-1824 Anglican Church begins in Chile (L. Matthews)

-1824 Methodists enter Belize

-1825 Anglican Church begins activities in Buenos Aires (J. Armstrong)

-1825 Presbyterian Church begins activities in Argentina

-1834 Lutheran Church is organized in Argentina

-1836 Methodist Church arrives to Argentina and Uruguay with J.Dempster.

-1842 German Evangelical Congregation begins in Buenos Aires

-1853 Separation of Church and State and first proclamation of freedom of religion in Colombia

-1856 Waldensian group enters Uruguay

-1857-1917 Protestant beginnings in Mexico (Baptists in 1864, Friends in 1871, Congregationalist in 1872, Presbyterian in 1872, Methodist in 1873, Brethren 1891, Seven Day Adventist in 1891, Nazarene 1903)

-1859 Waldensian Church enters Argentina

-1859 Methodist Church enters Peru

-1864 American Bible Society appoint Andrew M Milne to work in Latin America

-1872 Presbyterian Church begins in Chile with D. Trumbull

-1873 First British YMCA in Buenos Aires

-1874 Anglicans enter Puerto Rico

-1877 Methodist Church begins in Chile with bishop W. Taylor

-1882 Plymouth Brethren begin their work in Argentina

-1883 Methodists enter Cuba

-1886 Organization of the Rio Grande do Sul Lutheran Synod

-1886 Methodist Church enters Paraguay

-1890 Salvation Army enters Argentina

-1890 Seventh Adventist enters Argentina

-1891 Salvation Army enters Montevideo, Uruguay

-1891 Seventh Adventist enters Honduras

-1893 German Lutheran Church starts in Asunción, Paraguay

-1893 Seventh Adventist enters Mexico

-1895 Creation of the South American Diocese of the Church of England

-1895 Christian and Missionary Alliance begins ministry in Venezuela

-1895 Seventh Adventist enters Chile, Uruguay

-1897 Christian and Missionary Alliance begins ministry in Argentina, Chile and Ecuador

1895-1914 Salvation Army, Church of God, Christian and Missionary Alliance, Church of the Nazarene and Pilgrim Holiness Church begin ministry in Latin America

-1898 Seventh-Day Adventist enters Peru
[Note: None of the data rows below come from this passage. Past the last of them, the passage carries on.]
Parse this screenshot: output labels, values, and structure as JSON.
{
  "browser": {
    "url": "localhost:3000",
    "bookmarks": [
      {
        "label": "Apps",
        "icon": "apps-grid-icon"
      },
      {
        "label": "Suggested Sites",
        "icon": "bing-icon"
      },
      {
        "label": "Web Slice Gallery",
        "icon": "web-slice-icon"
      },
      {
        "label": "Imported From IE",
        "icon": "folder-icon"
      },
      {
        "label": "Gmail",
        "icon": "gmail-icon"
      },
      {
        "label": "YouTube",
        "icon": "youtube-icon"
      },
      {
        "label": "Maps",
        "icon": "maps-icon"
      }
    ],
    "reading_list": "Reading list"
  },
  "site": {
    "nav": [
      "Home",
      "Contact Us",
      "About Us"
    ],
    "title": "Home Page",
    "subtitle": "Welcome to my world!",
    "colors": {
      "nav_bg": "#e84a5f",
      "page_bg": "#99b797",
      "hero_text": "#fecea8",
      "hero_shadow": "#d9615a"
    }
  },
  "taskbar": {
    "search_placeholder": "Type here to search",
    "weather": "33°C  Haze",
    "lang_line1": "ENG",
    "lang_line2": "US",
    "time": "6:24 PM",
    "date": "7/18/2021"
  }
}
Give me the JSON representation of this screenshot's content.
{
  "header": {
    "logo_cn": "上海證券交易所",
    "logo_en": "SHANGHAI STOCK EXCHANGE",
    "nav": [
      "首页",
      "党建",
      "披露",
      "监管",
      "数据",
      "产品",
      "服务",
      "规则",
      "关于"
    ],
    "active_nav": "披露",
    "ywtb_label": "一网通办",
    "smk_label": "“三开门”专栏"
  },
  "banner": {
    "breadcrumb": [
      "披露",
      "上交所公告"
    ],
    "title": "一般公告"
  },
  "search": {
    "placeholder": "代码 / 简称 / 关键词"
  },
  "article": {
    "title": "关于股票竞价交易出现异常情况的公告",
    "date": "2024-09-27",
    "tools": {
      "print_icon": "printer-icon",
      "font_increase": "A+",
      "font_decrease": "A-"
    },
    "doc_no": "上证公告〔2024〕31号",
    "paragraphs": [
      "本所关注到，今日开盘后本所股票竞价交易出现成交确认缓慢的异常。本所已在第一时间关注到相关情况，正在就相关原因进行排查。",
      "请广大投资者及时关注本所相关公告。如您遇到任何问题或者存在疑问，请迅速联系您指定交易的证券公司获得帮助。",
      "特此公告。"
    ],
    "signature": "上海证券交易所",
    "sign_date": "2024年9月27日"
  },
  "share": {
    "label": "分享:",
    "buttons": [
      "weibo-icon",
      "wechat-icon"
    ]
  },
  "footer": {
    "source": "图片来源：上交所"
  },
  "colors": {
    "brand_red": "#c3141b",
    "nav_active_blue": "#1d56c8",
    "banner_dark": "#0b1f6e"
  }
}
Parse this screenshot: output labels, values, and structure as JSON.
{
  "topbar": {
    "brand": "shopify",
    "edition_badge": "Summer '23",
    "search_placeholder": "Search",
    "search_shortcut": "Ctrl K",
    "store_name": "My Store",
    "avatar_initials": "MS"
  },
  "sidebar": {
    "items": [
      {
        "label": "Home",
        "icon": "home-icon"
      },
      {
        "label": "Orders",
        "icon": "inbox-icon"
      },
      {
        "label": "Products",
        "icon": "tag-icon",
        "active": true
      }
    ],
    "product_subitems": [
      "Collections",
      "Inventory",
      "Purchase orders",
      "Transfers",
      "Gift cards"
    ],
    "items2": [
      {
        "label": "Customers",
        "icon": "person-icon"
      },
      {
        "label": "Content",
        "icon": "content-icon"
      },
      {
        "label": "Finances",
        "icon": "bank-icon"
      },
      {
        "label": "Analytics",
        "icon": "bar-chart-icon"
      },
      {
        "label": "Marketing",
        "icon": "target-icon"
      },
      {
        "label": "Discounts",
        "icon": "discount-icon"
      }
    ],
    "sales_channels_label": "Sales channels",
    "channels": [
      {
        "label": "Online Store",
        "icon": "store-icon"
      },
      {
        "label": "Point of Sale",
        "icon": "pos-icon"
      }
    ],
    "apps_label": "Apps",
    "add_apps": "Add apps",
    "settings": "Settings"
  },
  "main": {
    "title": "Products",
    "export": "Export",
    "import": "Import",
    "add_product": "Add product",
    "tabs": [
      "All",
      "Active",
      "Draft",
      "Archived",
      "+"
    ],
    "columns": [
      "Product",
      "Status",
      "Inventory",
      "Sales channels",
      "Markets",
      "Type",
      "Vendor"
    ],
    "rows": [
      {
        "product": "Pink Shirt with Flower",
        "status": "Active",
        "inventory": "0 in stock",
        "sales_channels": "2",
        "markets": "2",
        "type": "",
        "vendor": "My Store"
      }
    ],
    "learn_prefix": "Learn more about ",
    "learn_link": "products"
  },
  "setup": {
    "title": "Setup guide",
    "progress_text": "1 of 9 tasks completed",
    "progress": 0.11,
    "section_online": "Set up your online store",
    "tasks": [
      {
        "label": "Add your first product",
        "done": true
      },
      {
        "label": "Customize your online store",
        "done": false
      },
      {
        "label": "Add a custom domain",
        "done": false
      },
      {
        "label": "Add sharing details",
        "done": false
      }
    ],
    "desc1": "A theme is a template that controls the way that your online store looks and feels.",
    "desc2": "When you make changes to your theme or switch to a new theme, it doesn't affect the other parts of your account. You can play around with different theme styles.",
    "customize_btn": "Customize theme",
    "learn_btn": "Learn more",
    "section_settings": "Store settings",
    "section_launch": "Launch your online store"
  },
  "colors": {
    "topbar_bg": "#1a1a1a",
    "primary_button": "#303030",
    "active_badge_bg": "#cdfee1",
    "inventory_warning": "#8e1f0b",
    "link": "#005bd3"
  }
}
-1901-1915 Seventh-Day Adventist enters Puerto Rico, Costa Rica, Cuba, Ecuador, Bolivia, Guatemala, Dominican Republic, Venezuela and El Salvador